Date of Thesis
Bachelor of Arts
Theatre & Dance
political science, television, American presidency

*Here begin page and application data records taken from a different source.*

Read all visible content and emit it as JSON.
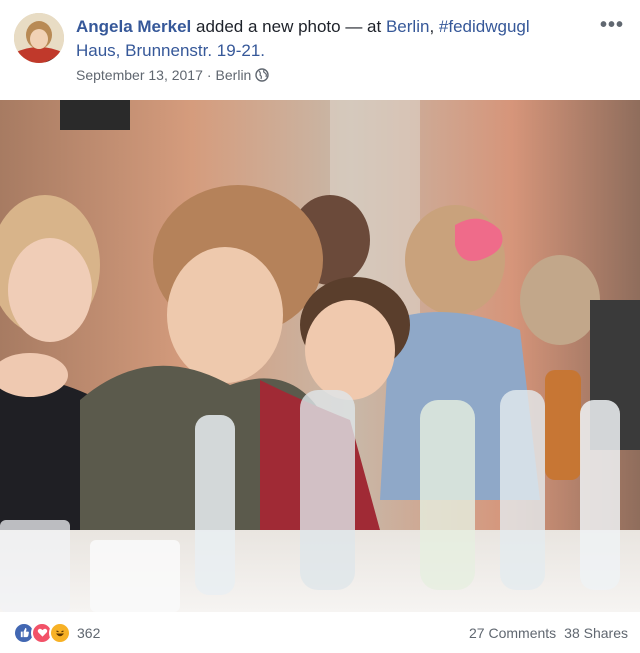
{
  "post": {
    "author": "Angela Merkel",
    "action_text": " added a new photo — at ",
    "place_link": "Berlin",
    "hashtag": "#fedidwgugl",
    "venue": "Haus, Brunnenstr. 19-21.",
    "date": "September 13, 2017",
    "separator": " · ",
    "location": "Berlin",
    "privacy_icon": "globe-icon",
    "more_icon": "more-options-icon"
  },
  "footer": {
    "reaction_icons": [
      "like-icon",
      "love-icon",
      "haha-icon"
    ],
    "reaction_count": "362",
    "comments": "27 Comments",
    "shares": "38 Shares"
  },
  "colors": {
    "link": "#365899",
    "meta": "#606770",
    "like": "#4267b2",
    "love": "#f25268",
    "haha": "#f7b125"
  }
}
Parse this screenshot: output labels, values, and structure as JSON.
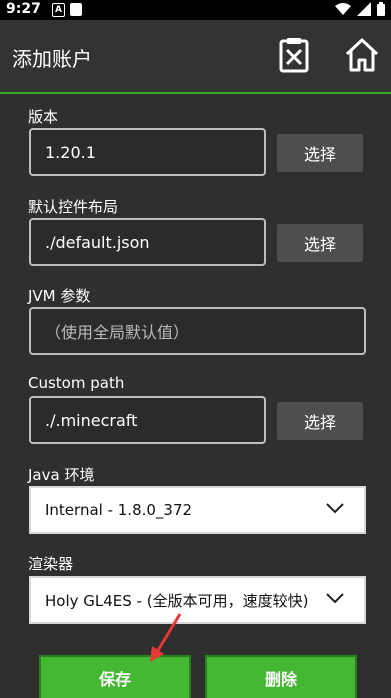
{
  "status": {
    "time": "9:27",
    "notif_icon": "A"
  },
  "appbar": {
    "title": "添加账户",
    "delete_icon": "clipboard-x-icon",
    "home_icon": "home-icon"
  },
  "form": {
    "version": {
      "label": "版本",
      "value": "1.20.1",
      "button": "选择"
    },
    "control_layout": {
      "label": "默认控件布局",
      "value": "./default.json",
      "button": "选择"
    },
    "jvm_args": {
      "label": "JVM 参数",
      "placeholder": "（使用全局默认值）"
    },
    "custom_path": {
      "label": "Custom path",
      "value": "./.minecraft",
      "button": "选择"
    },
    "java_env": {
      "label": "Java 环境",
      "selected": "Internal - 1.8.0_372"
    },
    "renderer": {
      "label": "渲染器",
      "selected": "Holy GL4ES - (全版本可用，速度较快)"
    }
  },
  "actions": {
    "save": "保存",
    "delete": "删除"
  },
  "colors": {
    "accent": "#44b832",
    "appbar": "#333333",
    "background": "#2f2f2f",
    "arrow": "#e53935"
  }
}
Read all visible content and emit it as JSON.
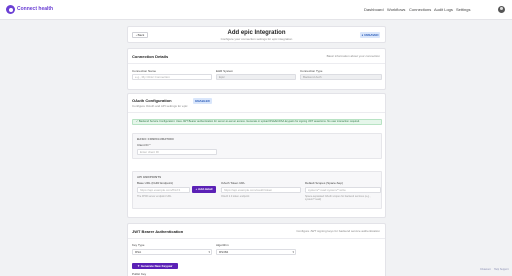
{
  "nav": {
    "brand": "Connect health",
    "links": [
      "Dashboard",
      "Workflows",
      "Connections",
      "Audit Logs",
      "Settings"
    ]
  },
  "header": {
    "back": "Back",
    "title": "Add epic Integration",
    "subtitle": "Configure your connection settings for epic integration",
    "status": "UNSAVED"
  },
  "connection": {
    "title": "Connection Details",
    "right": "Basic information about your connection",
    "name_label": "Connection Name",
    "name_placeholder": "e.g., My Clinic Connection",
    "ehr_label": "EHR System",
    "ehr_value": "Epic",
    "type_label": "Connection Type",
    "type_value": "Backend Auth"
  },
  "oauth": {
    "title": "OAuth Configuration",
    "subtitle": "Configure OAuth and API settings for epic",
    "badge": "ENABLED",
    "alert": "✓ Backend Service Configuration: Uses JWT Bearer authentication for server-to-server access. Generate or upload RSA/ECDSA keypairs for signing JWT assertions. No user interaction required.",
    "basic_title": "BASIC CONFIGURATION",
    "client_id_label": "Client ID *",
    "client_id_placeholder": "Enter client ID",
    "endpoints_title": "API ENDPOINTS",
    "base_url_label": "Base URL (FHIR Endpoint)",
    "base_url_placeholder": "https://api.example.com/fhir/r4",
    "base_url_hint": "The FHIR server endpoint URL",
    "add_label": "+ Add detail",
    "token_label": "OAuth Token URL",
    "token_placeholder": "https://api.example.com/oauth/token",
    "token_hint": "OAuth 2.0 token endpoint",
    "scopes_label": "Default Scopes (Space-Sep)",
    "scopes_placeholder": "system/*.read system/*.write",
    "scopes_hint": "Space-separated OAuth scopes for backend services (e.g., system/*.read)"
  },
  "jwt": {
    "title": "JWT Bearer Authentication",
    "right": "Configure JWT signing keys for backend service authentication",
    "key_type_label": "Key Type",
    "key_type_value": "RSA",
    "algorithm_label": "Algorithm",
    "algorithm_value": "RS384",
    "generate_label": "✦ Generate New Keypair",
    "public_label": "Public Key"
  },
  "footer": {
    "left": "Chatwoot",
    "right": "Help Support"
  }
}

From 1999-2006, Aaron Sorkin’s television show The West Wing entertained audiences with a weekly backstage pass to life in the White House. While the show featured plotlines regarding the characters’ personal lives, it also centered the policy decisions of President Bartlet and his staffers, and it informed audiences about political issues and tools. With background research, I confirmed that the style of the show was a valuable educational tool, as it used both episodic and thematic framing devices when discussing different political issues. My understanding of its ability to influence audiences’ understandings of political issues lead my interest in understanding how the show could influence audiences’ understanding of the American presidency as a whole. I used three theories to understand how presidential behavior is interpreted in both public and private affairs. Greenstein’s theory of presidential characteristics explains how the president’s personality will predict his success in office by viewing a president’s strengths and weaknesses in political skill, vision, organizational capacity, cognitive style, public communication, and emotional intelligence. Skowronek’s theory of political time predicts the behavior of a president within the cycle of reconstructive, articulative, preemptive, and disjunctive presidents that Skowronek traces throughout America’s modern presidency. Lastly, Howell’s theory of presidential power articulates his belief that presidents are constantly seeking to expand the power of the office and display power externally to other countries in order to maintain the vision of strength that the American people demand of their leaders. Through analysis of Bartlet’s discussions and policies surrounding homosexual rights, gun legislation, terrorism and foreign intervention, presidential nominations and endorsements, the First Lady, and scandals, I compared Bartlet’s political actions to the actions of Clinton and Bush in order to gain a detailed understanding of Bartlet’s political style and his decisions on topics that were relevant in the modern world. Through this, I determined that Bartlet’s greatest strengths are his organizational capacity and public communication, and that while his vision and political skill are his biggest weaknesses according to Greenstein, Sorkin frames them as strengths because his flexibility allows him to respond freely to a rapidly-changing nation. Bartlet largely defies Howell’s theory of presidential power, begging the question of the necessity and ethics of constant presidential power expansion. Lastly, I determined that Bartlet is a preemptive president because he prioritizes his personal political beliefs over fulfilling the desires of his party or predecessors. With all of these ideologies considered, I came to realize that Sorkin’s biggest argument with Bartlet is the idea that a president’s personal ethics and political decisions should align, and that Bartlet is an ideal president because he prioritizes the nation’s needs over his personal political gain.
Zuk, Marjory Madeline, ""Let Bartlet Be Bartlet:" The Presidential Politics of Aaron Sorkin's The West Wing" (2019). Honors Theses. 493.